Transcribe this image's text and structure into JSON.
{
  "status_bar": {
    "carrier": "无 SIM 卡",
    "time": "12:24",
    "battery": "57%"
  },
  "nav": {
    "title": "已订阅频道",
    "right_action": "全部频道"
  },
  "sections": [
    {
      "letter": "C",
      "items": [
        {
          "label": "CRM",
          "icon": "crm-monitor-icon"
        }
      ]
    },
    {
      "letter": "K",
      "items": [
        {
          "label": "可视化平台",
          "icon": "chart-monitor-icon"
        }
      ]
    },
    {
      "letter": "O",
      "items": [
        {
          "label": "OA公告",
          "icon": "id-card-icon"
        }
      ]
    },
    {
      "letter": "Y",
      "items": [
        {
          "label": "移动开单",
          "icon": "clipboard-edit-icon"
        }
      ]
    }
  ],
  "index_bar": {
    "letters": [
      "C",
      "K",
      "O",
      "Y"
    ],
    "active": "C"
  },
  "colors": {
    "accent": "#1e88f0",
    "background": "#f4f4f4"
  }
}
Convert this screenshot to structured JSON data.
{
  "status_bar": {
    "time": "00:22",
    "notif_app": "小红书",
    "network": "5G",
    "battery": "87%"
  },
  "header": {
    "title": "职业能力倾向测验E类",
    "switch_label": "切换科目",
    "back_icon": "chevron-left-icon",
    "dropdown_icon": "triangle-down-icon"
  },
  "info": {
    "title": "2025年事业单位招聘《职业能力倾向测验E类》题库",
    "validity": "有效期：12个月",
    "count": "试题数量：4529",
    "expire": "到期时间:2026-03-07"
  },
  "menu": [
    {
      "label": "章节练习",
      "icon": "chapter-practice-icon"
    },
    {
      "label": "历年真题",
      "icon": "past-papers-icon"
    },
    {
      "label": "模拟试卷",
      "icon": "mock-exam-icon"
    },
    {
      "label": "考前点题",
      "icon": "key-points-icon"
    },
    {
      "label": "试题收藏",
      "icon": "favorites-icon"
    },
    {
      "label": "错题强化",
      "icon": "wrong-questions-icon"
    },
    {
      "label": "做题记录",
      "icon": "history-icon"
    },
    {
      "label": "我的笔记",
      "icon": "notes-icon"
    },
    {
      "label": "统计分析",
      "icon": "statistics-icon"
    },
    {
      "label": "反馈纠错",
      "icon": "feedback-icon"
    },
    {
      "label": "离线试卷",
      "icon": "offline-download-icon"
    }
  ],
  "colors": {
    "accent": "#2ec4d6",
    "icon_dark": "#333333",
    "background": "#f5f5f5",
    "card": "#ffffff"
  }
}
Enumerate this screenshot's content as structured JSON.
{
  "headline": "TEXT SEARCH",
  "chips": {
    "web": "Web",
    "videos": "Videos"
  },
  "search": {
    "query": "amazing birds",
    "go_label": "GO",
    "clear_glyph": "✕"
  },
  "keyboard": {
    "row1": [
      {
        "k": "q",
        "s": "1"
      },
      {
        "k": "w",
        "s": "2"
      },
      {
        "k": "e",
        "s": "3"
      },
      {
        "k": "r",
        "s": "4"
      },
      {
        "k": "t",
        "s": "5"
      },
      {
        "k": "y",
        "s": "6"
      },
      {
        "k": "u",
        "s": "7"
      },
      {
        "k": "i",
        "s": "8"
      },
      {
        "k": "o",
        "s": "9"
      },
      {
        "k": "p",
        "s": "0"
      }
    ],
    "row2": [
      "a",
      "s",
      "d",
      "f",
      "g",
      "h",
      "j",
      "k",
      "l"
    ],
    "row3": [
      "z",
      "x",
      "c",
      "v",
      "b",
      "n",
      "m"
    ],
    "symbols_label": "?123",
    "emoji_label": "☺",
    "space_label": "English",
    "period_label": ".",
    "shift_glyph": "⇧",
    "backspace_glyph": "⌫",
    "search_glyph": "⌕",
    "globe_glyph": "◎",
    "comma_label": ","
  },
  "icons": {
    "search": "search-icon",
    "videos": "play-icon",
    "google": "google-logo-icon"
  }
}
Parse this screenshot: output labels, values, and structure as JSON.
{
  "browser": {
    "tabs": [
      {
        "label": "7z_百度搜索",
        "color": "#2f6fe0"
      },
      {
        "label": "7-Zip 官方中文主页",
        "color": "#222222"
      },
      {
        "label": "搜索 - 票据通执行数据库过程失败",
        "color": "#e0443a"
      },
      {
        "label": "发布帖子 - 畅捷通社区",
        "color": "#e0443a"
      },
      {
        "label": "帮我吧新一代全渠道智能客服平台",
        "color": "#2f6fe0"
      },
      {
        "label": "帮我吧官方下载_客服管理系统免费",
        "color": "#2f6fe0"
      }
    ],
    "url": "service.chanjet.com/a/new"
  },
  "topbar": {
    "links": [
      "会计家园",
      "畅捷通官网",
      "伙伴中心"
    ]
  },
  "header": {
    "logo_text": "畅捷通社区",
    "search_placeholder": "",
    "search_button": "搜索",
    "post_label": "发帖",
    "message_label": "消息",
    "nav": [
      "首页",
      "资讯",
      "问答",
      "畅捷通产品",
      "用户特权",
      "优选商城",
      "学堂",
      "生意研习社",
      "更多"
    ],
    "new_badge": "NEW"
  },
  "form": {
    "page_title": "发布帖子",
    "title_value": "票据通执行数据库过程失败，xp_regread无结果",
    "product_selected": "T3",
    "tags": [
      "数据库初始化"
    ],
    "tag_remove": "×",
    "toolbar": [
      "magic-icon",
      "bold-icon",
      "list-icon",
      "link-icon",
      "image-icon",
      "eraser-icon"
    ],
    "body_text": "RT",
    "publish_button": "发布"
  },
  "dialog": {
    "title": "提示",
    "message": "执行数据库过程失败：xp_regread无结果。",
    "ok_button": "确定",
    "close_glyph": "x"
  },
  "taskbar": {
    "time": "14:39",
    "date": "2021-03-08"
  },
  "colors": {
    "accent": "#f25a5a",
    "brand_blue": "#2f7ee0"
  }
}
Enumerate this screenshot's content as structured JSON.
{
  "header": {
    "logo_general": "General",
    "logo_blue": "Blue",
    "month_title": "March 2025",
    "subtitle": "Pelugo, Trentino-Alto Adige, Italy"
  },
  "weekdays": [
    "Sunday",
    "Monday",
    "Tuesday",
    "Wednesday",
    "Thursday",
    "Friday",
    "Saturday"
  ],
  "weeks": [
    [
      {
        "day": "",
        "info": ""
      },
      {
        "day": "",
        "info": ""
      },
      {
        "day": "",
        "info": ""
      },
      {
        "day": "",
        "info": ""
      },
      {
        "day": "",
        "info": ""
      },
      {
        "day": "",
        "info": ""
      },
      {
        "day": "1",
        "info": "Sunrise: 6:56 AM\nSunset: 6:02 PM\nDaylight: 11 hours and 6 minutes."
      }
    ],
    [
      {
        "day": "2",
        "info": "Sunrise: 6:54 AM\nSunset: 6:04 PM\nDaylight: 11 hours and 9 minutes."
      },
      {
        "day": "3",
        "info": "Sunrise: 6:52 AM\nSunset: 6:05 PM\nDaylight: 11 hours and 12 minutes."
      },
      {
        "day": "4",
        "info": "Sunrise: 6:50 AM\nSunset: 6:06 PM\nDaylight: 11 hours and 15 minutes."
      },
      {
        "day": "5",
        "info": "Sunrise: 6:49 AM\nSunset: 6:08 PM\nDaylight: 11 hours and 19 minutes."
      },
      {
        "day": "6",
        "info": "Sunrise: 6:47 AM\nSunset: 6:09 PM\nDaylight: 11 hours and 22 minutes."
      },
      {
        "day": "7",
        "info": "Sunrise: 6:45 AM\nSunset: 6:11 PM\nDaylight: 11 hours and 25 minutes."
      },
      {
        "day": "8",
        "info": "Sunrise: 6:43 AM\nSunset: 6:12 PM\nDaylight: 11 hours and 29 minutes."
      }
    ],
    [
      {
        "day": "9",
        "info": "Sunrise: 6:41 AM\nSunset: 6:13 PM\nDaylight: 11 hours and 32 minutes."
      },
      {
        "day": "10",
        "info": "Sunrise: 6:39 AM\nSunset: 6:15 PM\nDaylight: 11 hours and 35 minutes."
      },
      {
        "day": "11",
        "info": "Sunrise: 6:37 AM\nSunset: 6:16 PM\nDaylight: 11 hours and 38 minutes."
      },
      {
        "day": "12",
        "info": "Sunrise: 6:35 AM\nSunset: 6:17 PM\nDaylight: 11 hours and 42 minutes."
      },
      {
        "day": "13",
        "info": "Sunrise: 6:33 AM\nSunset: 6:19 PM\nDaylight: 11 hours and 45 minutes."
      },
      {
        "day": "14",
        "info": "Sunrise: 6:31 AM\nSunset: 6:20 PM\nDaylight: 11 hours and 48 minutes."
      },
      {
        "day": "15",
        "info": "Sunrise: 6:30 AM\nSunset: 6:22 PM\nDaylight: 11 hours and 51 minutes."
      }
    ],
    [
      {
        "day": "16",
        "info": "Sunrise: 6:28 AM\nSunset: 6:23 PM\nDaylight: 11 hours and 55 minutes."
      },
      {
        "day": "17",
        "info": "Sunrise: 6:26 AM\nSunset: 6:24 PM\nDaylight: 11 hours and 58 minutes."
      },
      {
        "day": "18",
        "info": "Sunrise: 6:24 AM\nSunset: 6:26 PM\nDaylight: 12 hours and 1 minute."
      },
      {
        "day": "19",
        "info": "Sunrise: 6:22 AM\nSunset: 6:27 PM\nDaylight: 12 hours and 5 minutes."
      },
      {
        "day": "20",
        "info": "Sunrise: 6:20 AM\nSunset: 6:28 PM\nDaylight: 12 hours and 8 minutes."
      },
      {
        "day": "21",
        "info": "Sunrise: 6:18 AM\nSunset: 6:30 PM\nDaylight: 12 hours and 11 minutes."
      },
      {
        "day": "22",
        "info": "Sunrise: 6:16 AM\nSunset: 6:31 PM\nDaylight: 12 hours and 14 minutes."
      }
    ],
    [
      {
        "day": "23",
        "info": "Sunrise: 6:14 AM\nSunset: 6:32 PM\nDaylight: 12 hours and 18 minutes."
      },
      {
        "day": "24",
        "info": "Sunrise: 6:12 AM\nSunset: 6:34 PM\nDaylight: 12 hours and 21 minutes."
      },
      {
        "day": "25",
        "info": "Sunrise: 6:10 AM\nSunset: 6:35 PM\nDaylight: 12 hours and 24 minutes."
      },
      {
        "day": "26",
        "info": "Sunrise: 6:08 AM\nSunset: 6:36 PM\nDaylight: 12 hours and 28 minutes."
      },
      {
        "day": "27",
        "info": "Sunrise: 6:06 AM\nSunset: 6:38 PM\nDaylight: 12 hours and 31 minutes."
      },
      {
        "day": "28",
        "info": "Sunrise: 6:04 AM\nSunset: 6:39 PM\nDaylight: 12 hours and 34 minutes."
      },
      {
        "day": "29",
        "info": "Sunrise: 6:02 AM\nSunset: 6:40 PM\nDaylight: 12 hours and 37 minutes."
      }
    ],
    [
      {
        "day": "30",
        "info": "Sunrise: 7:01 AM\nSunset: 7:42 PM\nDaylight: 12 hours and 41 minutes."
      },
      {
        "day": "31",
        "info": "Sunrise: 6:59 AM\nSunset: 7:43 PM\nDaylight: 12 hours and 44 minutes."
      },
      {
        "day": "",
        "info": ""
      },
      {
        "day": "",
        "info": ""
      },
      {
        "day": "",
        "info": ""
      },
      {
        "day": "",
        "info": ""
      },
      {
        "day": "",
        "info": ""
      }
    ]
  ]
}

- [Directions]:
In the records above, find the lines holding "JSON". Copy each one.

- [Answer to the problem]:
Transcribe this image's text and structure into JSON.
Convert this screenshot to structured JSON data.
Enumerate this screenshot's content as structured JSON.
Parse this screenshot: output labels, values, and structure as JSON.
Enumerate this screenshot's content as structured JSON.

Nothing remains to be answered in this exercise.